There’s nothing like photography for capturing a moment to remember forever. At refuges across the Northeast, the pristine landscapes and an assortment of your favorite wildlife make framing up great shots a breeze. Make sure to go at just after dawn or just before dusk for that golden hour, and bring a tripod and a quality zoom lens. For more tips, take a look at our photography guide here!
Many wildlife species benefit when duck hunters, artists and conservationists collaborate to protect vital habitat through the 80-year-old Federal Duck Stamp. Ninety-eight percent of the proceeds from sale of the $15 stamp go to the Migratory Bird Conservation Fund, which supports the purchase of wetland habitat on refuges. Where permitted, there are opportunities to hunt deer, waterfowl, small game and other species on refuges across the region. Take a gander at our guide to hunting refuges here!
Sometimes it’s better to put down the camera and just experience the moment, especially when it comes to nature. Many refuges offer boardwalks and observation decks to view wildlife from a safe distance—some even offer education centers that put you behind glass right in the middle of a teeming ecosystem! And nearly all refuges in the region have scenic drives or trails so you can experience nature in motion. Some of my favorites are the wildlife drives at E.B. Forsythe and Blackwater national wildlife refuges. Meanwhile, observe this great guide!
Educating children about the importance of being environmentally aware and wildlife conservation is a priority for the Service. Northeast refuges make a great daytrip during school vacation, and a memorable fieldtrip for a fun way of getting the class to learn in the outdoors. Refuge staff and volunteers are on call and ready to help anyone explore and discover nature. Here’s more about learning on a refuge!

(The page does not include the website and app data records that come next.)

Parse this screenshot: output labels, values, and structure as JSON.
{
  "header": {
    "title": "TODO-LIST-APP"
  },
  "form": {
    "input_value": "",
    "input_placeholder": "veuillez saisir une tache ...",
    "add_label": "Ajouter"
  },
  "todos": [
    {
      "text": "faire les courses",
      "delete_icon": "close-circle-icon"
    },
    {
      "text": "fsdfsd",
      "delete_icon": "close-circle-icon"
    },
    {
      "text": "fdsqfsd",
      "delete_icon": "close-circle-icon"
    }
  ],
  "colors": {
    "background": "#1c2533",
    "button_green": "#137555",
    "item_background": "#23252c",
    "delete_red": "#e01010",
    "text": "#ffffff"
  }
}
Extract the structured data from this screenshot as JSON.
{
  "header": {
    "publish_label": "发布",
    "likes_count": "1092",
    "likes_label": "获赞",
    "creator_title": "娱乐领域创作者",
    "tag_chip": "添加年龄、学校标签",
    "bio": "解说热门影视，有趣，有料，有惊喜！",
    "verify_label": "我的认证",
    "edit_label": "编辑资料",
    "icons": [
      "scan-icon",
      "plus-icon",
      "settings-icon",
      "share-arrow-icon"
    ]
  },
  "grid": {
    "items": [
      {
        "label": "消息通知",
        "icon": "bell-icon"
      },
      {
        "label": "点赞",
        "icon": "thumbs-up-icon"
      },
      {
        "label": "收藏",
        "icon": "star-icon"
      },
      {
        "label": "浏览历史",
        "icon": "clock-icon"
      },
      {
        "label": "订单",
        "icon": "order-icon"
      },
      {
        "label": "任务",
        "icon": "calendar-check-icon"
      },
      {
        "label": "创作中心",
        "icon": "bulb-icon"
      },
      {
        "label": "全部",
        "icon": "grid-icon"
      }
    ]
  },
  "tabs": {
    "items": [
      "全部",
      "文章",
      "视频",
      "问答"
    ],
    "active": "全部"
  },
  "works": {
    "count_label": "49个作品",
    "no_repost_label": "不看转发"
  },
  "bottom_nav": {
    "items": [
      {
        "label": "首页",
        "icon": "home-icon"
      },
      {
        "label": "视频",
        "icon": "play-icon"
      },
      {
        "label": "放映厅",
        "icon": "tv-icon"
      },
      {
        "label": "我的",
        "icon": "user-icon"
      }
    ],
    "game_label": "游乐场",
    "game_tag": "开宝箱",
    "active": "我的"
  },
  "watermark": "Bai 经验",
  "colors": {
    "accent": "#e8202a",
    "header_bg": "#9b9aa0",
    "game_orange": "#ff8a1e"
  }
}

Beyond exploration outside the classroom, refuges offer a variety of ways to learn about nature. Some of these include events open to the public that teach people about the importance of conservation. Refuges also offer informational kiosks and signage for the autodidact to teach themselves as they make their own way through the refuge. One unique example: At Montezuma National Wildlife Refuge in New York, you can take a self-guided tour of the refuge using your cell phone. Whichever way you like to learn, national wildlife refuges are open for you to experience all the diversity of nature.
What’s your favorite of these activities to do on a refuge? Would love to hear about it in the comments below!